What's in a Name?

“The sweetest sound to the human ear is that of one’s own name.” — Proverb

The difficulty of it all. Adjusting to life in a new culture can be especially difficult when it comes to using names. Names have all sorts of cultural information attached to them. Some names denote age, seniority, or birth order; nicknames are limited by who can use them and what gender or group they are attached to. For foreigners, knowing how to pronounce names in the United States can be particularly tricky because the centuries of immigrants to this country as well as the original natives from North America represent hundreds of cultures and languages, further confounding the rules and pronunciations. Americans who have foreign-born co-workers can help out these internationals by being extra sensitive to the myriad names which confront a person every day.

Names in U.S. history. In the past, immigrants to the United States were coaxed, prodded, or forced into changing their names to “fit in” in ears, brains, and writing system of predominant English culture. Immigration officials shortened long names, rewrote “unpronounceable” names, and substituted “unrecognizable” names with anglicized ones. A New York Times article talks about this history and how it has changed, with many 21st century immigrants keeping their names (and spellings) intact.
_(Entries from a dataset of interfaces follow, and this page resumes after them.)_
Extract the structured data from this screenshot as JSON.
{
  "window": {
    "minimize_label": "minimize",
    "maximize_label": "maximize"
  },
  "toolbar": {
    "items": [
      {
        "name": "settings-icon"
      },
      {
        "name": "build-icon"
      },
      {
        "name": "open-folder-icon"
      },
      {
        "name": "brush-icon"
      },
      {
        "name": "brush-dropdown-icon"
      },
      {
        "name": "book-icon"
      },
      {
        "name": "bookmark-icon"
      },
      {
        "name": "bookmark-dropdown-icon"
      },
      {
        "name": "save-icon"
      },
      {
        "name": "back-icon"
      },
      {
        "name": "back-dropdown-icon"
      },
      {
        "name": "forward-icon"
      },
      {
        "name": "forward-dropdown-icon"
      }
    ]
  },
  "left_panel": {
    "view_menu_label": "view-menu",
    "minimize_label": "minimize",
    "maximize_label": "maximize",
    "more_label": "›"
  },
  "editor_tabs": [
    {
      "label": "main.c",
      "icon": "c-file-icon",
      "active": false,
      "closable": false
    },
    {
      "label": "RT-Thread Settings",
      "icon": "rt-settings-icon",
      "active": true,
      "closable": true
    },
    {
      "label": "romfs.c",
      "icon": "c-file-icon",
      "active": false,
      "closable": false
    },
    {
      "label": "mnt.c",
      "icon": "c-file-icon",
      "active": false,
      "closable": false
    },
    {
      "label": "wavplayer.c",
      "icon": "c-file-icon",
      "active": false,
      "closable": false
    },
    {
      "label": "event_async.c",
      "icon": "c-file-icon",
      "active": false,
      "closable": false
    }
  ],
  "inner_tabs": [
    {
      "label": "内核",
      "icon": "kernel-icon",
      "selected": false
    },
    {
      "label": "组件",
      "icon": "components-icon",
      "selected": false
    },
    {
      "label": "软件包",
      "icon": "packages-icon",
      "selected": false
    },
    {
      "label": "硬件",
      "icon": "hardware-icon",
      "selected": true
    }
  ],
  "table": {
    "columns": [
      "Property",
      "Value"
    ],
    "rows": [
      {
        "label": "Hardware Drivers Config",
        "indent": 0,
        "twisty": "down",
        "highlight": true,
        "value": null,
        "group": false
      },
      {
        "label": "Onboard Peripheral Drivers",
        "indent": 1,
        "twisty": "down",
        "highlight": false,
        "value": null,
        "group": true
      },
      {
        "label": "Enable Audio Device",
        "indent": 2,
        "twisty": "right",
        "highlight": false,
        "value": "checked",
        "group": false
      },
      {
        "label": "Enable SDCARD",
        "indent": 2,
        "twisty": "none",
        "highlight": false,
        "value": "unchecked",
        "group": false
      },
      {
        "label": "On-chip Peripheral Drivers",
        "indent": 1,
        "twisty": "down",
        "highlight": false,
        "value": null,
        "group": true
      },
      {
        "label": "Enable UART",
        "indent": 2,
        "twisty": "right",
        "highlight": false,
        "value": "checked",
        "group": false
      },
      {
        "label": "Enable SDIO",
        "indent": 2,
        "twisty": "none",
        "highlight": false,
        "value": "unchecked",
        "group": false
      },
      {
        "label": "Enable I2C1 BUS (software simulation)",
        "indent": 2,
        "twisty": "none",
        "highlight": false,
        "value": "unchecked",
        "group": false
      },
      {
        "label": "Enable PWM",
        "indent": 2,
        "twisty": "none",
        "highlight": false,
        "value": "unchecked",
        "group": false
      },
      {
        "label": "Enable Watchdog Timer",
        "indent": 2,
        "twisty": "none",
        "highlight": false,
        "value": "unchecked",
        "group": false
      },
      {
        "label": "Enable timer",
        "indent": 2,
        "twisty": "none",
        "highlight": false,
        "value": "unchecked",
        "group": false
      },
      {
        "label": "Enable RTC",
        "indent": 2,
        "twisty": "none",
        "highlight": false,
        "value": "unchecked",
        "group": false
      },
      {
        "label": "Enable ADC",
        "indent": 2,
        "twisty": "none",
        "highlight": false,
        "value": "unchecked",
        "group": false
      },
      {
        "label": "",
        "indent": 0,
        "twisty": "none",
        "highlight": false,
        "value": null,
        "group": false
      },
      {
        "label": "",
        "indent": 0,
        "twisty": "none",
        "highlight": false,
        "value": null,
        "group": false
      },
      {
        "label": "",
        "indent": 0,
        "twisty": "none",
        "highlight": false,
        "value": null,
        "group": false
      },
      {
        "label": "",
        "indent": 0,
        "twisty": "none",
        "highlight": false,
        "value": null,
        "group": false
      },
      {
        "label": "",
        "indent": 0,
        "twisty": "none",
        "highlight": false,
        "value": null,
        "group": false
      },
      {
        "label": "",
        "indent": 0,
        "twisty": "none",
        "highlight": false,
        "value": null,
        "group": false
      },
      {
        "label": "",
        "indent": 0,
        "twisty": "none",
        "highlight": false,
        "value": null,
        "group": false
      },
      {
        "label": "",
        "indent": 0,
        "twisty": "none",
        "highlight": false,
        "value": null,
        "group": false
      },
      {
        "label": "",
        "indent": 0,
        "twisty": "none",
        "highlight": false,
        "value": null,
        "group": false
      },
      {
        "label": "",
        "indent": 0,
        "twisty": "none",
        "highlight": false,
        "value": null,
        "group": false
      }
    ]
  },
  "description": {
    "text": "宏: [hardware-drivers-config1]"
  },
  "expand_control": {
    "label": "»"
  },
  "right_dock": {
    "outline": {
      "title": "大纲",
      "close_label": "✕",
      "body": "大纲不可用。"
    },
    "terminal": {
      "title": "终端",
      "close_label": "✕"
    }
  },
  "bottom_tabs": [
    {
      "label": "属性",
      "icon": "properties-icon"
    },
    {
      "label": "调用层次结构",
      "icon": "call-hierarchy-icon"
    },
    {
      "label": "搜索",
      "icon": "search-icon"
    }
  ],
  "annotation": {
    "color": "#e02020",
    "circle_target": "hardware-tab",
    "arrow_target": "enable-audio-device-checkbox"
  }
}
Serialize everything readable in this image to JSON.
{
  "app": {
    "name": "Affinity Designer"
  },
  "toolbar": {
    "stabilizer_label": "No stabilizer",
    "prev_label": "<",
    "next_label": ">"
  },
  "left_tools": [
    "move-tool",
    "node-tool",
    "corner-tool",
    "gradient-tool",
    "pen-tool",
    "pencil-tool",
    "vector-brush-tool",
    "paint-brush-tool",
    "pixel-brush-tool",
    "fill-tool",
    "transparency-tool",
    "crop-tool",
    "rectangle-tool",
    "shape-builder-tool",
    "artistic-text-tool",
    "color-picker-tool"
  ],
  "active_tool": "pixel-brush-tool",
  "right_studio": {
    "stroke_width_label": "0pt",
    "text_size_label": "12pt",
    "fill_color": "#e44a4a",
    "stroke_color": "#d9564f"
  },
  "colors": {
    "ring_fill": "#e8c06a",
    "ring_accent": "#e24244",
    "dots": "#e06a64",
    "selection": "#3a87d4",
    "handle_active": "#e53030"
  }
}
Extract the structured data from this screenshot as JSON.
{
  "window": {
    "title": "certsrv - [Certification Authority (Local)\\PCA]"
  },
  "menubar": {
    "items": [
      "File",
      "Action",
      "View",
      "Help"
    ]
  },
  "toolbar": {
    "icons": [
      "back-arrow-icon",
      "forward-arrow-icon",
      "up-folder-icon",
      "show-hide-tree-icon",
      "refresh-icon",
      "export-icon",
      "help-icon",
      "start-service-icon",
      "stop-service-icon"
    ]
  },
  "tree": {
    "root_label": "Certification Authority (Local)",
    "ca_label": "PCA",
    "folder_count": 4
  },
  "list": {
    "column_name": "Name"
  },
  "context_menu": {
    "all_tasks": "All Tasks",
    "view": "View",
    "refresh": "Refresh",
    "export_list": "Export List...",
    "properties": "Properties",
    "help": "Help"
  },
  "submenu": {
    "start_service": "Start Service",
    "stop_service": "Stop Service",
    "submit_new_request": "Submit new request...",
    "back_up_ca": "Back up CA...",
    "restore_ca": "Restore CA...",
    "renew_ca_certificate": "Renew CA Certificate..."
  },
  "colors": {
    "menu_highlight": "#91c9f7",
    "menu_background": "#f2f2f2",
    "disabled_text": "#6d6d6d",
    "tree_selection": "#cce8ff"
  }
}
My paternal grandfather, Gustav Einar Hedblom, emigrated to the United States in 1920. In order to keep the original Swedish pronunciation, he anglicized the spelling of his surname to Headbloom. Originally, the name is a compound noun: hed (meaning “heath” or “heather” ) and blom (meaning “blossom” or “flower” ). My younger brother reverted to the old spelling years ago, while my parents, sisters, children, and I all used the new American spelling.

Bottom line: A person’s name may have special meaning to him or her. It may be given to commemorate an occasion, to represent a heritage, to honor a special friend or ancestor, or because it has a special sound or meaning. Here are some do’s and don’ts about that Sweetest Sound:

  • Don’t automatically shorten someone’s name or give them a nickname for your own convenience. It’s not yours to choose.
  • Make every attempt to write and say another’s name correctly. It is a sign of respect.
  • Don’t be embarrassed to ask several times for the correct pronunciation. People with unusual names are usually practiced and patient.
  • Practice saying or writing a newcomer’s name correctly. This will help you learn faster.
  • Don’t be afraid to ask about an unusual name’s meaning or origin. Most people like to talk about their name’s history. In the process of learning, you may make a new friend.

If you have an example of a sad or confusing or funny story related to names, please let us know. We’d love to share it with our readers. Here’s one that someone has shared with us.

Alan Headbloom

Alan advises Americans how to be global citizens and expats how to fit in to Michigan culture without annoying their native coworkers and clients. He also tweets and blogs at the intersection of language and culture. Over decades, he's traveled, studied, or lived on six continents, putting strange foods into his mouth and emitting strange sounds from it. His use of English, German, Spanish, Portuguese, French, Swedish, Hausa, and Japanese all improve with alcohol use. He gives invited public presentations on culture and unsolicited private advice on English grammar and usage; the latter isn't always appreciated. Visit his website for information on consulting, coaching, or speaking engagements.